There are treatments for seizure disorders, including medications or even brain surgery for those cases that are more debilitating and with more frequent seizures.
Cognitive, Developmental, and Physical Delays
An infant brain damage prognosis may also include several general complications that may last forever or respond to treatment and improve over time. These include cognitive and behavioral challenges, which can be treated with therapeutic strategies and educational interventions.
They also include developmental delays that require therapy and treatment and physical disabilities that may be permanent but can be helped by rehabilitation and physical therapy.
Hypothermic Therapy Gives New Hope
Hypothermic therapy is a relatively new treatment for infant brain damage is proving to give parents more hope that their children will recover.
If brain damage is detected or suspected in an infant right after birth, doctors can use hypothermic treatment to slow or even reverse the damage. It involves cooling the baby’s body temperature for about three days. This seems to slow down the damage that accumulates in the brain after an injury.
In some cases, this treatment has completely reversed brain damage and provided parents and babies with a new, more hopeful, and optimistic infant brain damage prognosis.
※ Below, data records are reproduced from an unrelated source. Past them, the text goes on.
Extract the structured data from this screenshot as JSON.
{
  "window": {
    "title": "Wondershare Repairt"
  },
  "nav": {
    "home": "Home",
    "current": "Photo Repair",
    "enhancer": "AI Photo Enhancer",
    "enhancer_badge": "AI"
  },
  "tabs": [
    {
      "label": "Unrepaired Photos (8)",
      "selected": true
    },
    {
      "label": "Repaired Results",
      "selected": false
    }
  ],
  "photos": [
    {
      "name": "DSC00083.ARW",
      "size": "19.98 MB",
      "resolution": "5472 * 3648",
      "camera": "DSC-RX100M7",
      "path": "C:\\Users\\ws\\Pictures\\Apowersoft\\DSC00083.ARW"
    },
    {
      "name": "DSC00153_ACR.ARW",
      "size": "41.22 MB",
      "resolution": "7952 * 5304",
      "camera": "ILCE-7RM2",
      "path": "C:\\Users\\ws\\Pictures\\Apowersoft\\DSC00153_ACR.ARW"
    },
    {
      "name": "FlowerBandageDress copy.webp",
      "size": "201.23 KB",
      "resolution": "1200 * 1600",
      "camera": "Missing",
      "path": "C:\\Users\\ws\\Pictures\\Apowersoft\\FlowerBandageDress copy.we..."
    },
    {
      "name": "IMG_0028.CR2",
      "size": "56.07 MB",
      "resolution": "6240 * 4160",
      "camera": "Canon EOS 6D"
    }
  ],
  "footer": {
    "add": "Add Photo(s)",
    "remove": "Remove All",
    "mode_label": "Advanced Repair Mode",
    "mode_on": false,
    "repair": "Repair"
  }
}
Resources for Families of Infants with Brain Damage
If your baby suffered brain damage at birth, the consequences could be devastating for you, the baby, and your family. Knowing that your child may suffer from complications and symptoms for the rest of his life is terrible.
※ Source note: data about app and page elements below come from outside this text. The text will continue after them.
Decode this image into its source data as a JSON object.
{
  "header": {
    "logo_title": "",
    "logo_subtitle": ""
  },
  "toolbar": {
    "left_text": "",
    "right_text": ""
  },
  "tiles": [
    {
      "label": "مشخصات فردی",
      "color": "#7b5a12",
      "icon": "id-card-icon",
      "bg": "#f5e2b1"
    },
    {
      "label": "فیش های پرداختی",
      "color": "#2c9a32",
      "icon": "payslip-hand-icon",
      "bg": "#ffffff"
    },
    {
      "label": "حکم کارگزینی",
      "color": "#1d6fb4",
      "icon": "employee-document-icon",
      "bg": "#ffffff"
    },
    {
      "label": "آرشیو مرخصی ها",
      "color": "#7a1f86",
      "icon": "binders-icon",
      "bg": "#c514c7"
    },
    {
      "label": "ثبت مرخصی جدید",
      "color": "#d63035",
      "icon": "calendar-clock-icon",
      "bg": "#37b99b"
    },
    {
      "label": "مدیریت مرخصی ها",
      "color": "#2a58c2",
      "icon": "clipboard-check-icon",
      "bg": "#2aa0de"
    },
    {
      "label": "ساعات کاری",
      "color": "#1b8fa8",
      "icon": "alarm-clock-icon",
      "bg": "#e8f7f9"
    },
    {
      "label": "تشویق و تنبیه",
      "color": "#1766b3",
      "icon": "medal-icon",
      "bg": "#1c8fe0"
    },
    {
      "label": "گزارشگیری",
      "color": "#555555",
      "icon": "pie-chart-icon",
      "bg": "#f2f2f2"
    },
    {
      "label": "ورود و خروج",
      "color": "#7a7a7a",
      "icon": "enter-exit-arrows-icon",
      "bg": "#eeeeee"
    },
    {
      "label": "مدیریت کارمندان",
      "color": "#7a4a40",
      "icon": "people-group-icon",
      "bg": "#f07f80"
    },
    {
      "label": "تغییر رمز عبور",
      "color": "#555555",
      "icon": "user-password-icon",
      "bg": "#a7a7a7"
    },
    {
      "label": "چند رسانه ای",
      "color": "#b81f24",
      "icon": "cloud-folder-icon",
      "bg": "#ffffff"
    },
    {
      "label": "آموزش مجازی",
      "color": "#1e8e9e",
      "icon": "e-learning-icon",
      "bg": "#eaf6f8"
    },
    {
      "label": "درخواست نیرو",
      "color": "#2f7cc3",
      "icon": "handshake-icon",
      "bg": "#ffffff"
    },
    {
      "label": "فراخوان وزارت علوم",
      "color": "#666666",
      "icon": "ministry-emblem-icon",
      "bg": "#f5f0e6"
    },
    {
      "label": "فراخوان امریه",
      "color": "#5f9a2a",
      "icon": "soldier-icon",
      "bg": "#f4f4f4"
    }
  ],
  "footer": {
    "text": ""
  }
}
To provide the best care for your child, you need good treatment, therapy, and ongoing care, but that costs money.
Your child’s brain damage and negative prognosis may have been caused by medical malpractice. If you think you can prove that your doctor made a mistake that may have led to that brain damage, you could recover compensation that would help you give your child everything he needs.
Let a birth injury lawyer help guide you through the process of gathering evidence, filing a lawsuit, and doing everything possible to win a settlement for your baby.
- Causes and Risk Factors of Cerebral Palsy. (2019, September 23). Centers for Disease Control and Prevention.
Retrieved from: https://www.cdc.gov/ncbddd/cp/causes.html
- Head Injury, Age 3 and Younger. (2018, September 23). University of Michigan | Michigan Medicine.
Retrieved from: https://www.uofmhealth.org/health-library/head3
- Badr, L., Garg, M., & Kamath, M. (2006, January 29). Intervention for infants with brain injury: Results of a randomized controlled study. PubMed Central (PMC).
Retrieved from: https://www.ncbi.nlm.nih.gov/pmc/articles/PMC2700252/
- Wheless MD, J. W. (2013, August 27). Seizures in Newborns. Epilepsy Foundation.
Retrieved from: https://www.epilepsy.com/learn/seizures-youth/about-newborns-and-infants/seizures-newborns
- Song M.D., S., & Lyden M.D., FAAN, FAHA, P. (2012, December 14). Overview of Therapeutic Hypothermia. PubMed Central (PMC).
Retrieved from: https://www.ncbi.nlm.nih.gov/pmc/articles/PMC3519955/